### Problem requirements
Your response should be the listing below, repeated exactly and in full.

### Data records
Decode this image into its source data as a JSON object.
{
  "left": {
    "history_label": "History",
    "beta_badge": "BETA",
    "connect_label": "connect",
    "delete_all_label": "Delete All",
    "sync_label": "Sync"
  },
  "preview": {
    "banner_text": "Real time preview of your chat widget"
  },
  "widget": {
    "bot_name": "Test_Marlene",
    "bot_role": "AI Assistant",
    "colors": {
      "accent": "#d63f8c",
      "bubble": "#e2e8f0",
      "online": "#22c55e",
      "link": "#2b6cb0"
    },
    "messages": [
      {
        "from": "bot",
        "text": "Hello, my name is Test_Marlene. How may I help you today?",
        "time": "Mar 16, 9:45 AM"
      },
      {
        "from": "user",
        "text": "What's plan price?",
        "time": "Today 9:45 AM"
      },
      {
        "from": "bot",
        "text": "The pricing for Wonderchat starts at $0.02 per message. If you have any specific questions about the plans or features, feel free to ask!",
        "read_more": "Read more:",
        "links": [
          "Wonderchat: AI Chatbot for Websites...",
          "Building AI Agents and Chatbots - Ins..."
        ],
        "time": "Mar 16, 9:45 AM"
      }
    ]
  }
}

### Result of the task
Decode this image into its source data as a JSON object.
{
  "left": {
    "history_label": "History",
    "beta_badge": "BETA",
    "connect_label": "connect",
    "delete_all_label": "Delete All",
    "sync_label": "Sync"
  },
  "preview": {
    "banner_text": "Real time preview of your chat widget"
  },
  "widget": {
    "bot_name": "Test_Marlene",
    "bot_role": "AI Assistant",
    "colors": {
      "accent": "#d63f8c",
      "bubble": "#e2e8f0",
      "online": "#22c55e",
      "link": "#2b6cb0"
    },
    "messages": [
      {
        "from": "bot",
        "text": "Hello, my name is Test_Marlene. How may I help you today?",
        "time": "Mar 16, 9:45 AM"
      },
      {
        "from": "user",
        "text": "What's plan price?",
        "time": "Today 9:45 AM"
      },
      {
        "from": "bot",
        "text": "The pricing for Wonderchat starts at $0.02 per message. If you have any specific questions about the plans or features, feel free to ask!",
        "read_more": "Read more:",
        "links": [
          "Wonderchat: AI Chatbot for Websites...",
          "Building AI Agents and Chatbots - Ins..."
        ],
        "time": "Mar 16, 9:45 AM"
      }
    ]
  }
}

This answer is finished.